In addition to managing Lebanon’s security sector, the administration decided to take on Lebanon’s chronically dysfunctional energy sector as well. The solution it settled on is to wheel Egyptian gas and Jordanian surplus electricity to Lebanon through Syria. In the process, the administration has circumvented sanctions on the Syrian regime, and has opened the door for Arab re-engagement with Bashar Assad. Moreover, when Hezbollah announced it would bring in Iranian shipments of fuel to Lebanon, the administration welcomed it.
That the Biden administration is propping up the Hezbollah-run order in Beirut, and even providing relief for Iran’s Syrian ally, is a feature, not an anomaly, of their “Lebanon policy.” It’s not only that this posture is a logical corollary of its policy of realignment with Iran, which is built on recognizing Iranian spheres of influence in the region. It’s also that the nature of Lebanon inevitably leads to this endpoint. Structurally, the Lebanese system draws in foreign western powers to underwrite its Hezbollah-dominated political order in an accommodation with the regional power, Iran, which runs the order through its local representative. The bottom line is constant: perpetual investment.

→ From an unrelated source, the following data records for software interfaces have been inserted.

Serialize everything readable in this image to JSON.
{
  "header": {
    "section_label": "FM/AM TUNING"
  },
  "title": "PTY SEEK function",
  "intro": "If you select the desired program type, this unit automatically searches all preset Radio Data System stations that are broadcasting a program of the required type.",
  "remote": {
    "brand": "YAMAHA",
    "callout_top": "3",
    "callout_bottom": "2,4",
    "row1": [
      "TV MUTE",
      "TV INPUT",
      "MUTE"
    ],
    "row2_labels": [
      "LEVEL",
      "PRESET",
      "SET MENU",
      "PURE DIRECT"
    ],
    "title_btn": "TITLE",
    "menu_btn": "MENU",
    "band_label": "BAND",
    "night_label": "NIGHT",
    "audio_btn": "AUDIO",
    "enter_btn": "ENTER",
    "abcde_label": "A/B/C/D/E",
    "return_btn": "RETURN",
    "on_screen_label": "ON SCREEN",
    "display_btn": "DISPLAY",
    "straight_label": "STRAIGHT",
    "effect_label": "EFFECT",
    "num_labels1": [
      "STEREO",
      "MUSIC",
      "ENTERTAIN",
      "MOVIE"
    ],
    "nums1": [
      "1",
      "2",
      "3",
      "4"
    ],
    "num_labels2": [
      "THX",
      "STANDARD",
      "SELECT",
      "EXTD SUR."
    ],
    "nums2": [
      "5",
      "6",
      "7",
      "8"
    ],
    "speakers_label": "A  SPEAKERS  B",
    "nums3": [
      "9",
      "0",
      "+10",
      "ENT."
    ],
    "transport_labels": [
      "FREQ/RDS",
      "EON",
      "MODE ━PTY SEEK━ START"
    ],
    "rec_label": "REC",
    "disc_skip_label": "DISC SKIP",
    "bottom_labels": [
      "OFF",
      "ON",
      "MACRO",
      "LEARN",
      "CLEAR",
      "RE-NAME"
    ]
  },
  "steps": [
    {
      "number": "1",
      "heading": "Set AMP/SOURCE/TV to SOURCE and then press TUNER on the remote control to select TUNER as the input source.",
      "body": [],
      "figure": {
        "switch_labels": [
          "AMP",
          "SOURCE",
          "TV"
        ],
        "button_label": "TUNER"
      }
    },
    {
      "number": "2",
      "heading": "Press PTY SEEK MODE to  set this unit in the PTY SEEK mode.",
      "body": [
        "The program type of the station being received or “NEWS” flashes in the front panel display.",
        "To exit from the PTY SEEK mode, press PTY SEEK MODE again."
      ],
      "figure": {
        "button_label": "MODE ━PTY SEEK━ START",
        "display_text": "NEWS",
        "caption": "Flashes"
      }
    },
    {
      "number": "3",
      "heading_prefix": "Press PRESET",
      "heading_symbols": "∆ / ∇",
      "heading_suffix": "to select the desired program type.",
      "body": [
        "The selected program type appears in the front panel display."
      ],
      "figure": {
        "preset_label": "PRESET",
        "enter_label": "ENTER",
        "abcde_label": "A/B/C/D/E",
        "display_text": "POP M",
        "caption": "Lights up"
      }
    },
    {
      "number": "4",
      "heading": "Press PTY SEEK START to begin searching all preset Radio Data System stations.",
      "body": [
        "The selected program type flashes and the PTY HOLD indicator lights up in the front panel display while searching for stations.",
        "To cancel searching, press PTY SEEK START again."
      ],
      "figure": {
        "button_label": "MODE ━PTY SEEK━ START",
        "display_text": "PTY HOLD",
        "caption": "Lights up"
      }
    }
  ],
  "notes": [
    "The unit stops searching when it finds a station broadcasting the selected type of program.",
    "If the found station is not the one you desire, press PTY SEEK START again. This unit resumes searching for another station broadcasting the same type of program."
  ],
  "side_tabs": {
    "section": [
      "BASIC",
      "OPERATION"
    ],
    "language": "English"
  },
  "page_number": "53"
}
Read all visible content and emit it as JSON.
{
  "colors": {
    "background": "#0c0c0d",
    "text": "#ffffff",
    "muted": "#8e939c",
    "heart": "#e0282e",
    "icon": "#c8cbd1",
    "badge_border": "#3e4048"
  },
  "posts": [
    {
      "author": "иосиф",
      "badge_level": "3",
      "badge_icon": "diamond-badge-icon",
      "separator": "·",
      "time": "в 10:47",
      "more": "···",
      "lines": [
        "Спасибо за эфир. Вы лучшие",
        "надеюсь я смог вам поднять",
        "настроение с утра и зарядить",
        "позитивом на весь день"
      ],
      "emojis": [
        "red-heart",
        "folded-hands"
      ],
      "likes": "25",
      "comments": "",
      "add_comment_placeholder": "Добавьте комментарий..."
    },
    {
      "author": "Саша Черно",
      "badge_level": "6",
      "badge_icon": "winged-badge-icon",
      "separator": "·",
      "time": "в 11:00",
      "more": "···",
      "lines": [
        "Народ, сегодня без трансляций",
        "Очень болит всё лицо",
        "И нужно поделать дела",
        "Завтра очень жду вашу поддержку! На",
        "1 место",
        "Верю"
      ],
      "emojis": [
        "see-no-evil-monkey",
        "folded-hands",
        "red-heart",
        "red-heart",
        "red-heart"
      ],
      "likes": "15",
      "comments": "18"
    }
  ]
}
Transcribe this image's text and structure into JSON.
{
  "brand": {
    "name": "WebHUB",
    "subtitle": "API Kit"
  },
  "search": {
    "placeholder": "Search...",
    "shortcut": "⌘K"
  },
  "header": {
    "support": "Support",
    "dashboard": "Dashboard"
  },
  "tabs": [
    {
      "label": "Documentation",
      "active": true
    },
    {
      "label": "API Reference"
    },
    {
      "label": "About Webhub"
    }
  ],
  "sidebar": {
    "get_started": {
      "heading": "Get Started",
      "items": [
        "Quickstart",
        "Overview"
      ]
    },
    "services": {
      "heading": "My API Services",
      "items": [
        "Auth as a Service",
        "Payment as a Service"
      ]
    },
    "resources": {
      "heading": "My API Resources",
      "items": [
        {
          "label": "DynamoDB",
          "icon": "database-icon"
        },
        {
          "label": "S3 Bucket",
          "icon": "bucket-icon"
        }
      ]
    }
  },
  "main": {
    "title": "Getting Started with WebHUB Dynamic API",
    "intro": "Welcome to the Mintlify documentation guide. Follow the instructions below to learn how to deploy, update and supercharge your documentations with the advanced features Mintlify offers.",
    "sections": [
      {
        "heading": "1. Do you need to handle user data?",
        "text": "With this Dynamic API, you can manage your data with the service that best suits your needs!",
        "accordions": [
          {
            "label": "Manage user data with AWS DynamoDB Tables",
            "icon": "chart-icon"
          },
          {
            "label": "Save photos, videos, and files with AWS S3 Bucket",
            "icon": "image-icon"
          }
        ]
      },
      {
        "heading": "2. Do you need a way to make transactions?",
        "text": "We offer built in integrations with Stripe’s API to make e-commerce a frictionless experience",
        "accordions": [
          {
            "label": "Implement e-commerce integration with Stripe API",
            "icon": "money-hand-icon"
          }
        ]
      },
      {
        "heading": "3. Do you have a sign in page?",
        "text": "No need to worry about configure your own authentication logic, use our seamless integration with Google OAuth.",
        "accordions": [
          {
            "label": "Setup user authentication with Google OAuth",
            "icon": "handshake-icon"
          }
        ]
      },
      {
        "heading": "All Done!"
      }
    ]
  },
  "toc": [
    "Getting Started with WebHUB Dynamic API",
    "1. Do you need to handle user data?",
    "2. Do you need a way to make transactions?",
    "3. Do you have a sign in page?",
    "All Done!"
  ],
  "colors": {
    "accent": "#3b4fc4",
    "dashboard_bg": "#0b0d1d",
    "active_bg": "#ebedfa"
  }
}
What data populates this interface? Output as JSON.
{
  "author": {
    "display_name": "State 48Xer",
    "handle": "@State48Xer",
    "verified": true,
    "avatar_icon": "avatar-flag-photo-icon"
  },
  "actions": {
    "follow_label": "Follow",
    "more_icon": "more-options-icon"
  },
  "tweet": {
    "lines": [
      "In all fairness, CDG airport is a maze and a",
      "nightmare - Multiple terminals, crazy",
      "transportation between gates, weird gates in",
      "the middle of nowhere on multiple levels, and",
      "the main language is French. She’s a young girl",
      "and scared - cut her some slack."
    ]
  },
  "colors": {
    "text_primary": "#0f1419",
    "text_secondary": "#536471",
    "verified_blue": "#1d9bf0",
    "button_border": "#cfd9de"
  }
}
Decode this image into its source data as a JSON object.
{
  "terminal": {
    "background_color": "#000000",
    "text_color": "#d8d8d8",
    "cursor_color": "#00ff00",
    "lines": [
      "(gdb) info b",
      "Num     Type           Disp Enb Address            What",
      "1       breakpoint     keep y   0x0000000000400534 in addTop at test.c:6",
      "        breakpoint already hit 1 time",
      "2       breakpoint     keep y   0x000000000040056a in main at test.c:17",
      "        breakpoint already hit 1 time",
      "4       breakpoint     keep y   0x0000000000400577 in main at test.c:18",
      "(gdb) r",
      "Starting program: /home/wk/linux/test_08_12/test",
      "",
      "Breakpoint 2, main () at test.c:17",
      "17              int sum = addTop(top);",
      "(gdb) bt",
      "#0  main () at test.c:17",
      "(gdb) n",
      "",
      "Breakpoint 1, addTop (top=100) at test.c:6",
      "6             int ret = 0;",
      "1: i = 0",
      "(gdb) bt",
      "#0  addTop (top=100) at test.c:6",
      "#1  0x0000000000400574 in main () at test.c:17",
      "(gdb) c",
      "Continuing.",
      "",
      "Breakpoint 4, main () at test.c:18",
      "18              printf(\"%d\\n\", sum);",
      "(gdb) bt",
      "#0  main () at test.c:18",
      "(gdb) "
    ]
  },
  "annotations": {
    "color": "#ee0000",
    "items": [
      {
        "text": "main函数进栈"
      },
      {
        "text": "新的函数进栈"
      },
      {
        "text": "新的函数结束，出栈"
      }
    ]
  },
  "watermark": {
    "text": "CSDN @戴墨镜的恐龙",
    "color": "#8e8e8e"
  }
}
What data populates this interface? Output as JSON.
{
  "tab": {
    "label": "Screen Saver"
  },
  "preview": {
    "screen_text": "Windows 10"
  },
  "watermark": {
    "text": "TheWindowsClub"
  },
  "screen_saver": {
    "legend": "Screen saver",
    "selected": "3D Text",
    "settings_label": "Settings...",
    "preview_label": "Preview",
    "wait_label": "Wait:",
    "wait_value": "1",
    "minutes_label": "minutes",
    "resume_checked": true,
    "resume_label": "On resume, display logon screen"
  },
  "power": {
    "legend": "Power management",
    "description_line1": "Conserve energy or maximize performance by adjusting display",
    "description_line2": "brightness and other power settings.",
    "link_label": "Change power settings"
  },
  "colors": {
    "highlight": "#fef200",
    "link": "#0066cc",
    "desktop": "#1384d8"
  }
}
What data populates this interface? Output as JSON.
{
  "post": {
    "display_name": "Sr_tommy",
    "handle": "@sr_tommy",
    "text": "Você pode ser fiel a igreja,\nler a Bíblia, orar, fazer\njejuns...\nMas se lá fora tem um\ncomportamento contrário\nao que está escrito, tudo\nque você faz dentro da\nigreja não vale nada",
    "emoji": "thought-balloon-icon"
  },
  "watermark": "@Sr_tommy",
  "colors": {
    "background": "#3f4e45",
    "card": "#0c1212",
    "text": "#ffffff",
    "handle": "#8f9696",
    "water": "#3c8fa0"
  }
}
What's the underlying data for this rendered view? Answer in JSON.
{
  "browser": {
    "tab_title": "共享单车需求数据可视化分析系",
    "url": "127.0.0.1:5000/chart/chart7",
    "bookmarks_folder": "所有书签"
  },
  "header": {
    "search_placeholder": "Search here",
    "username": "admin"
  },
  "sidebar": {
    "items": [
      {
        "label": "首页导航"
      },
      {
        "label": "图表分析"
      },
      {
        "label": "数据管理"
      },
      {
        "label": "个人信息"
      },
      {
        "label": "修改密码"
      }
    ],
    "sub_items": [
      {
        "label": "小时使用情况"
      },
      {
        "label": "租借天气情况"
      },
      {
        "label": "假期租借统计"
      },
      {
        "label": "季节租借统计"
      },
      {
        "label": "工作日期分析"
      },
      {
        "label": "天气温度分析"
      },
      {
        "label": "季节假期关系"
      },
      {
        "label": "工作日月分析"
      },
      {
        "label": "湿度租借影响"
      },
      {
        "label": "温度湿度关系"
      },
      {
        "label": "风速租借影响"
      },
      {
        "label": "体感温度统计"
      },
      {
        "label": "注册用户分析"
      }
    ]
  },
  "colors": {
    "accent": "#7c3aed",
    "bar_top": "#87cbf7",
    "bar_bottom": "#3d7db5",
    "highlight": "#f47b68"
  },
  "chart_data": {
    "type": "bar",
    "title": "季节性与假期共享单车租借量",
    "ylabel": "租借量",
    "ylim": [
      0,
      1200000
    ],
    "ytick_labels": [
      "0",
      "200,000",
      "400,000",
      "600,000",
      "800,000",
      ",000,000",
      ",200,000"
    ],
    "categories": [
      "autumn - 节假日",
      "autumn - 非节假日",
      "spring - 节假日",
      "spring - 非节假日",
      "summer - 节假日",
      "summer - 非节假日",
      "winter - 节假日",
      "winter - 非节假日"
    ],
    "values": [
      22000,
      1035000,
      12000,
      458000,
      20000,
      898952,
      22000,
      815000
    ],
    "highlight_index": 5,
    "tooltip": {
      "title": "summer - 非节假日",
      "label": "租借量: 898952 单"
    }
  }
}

Both France and the US have signed on to this accommodation with Iran, but they approach it differently. Whereas the French are open about the need for partnership with the Iranians in Lebanon, they are cynical enough to have others pay for it. Hence, they are content to see the US securing their Lebanese holdings. The Biden administration, meanwhile, prefers to dissimulate. It doubles down on a policy of underwriting a Hezbollah-dominated system while hiding behind the fiction of a distinct “Lebanese state.” And thus, the US is simply pouring its own citizens’ money into maintaining Iranian real estate under Hezbollah management.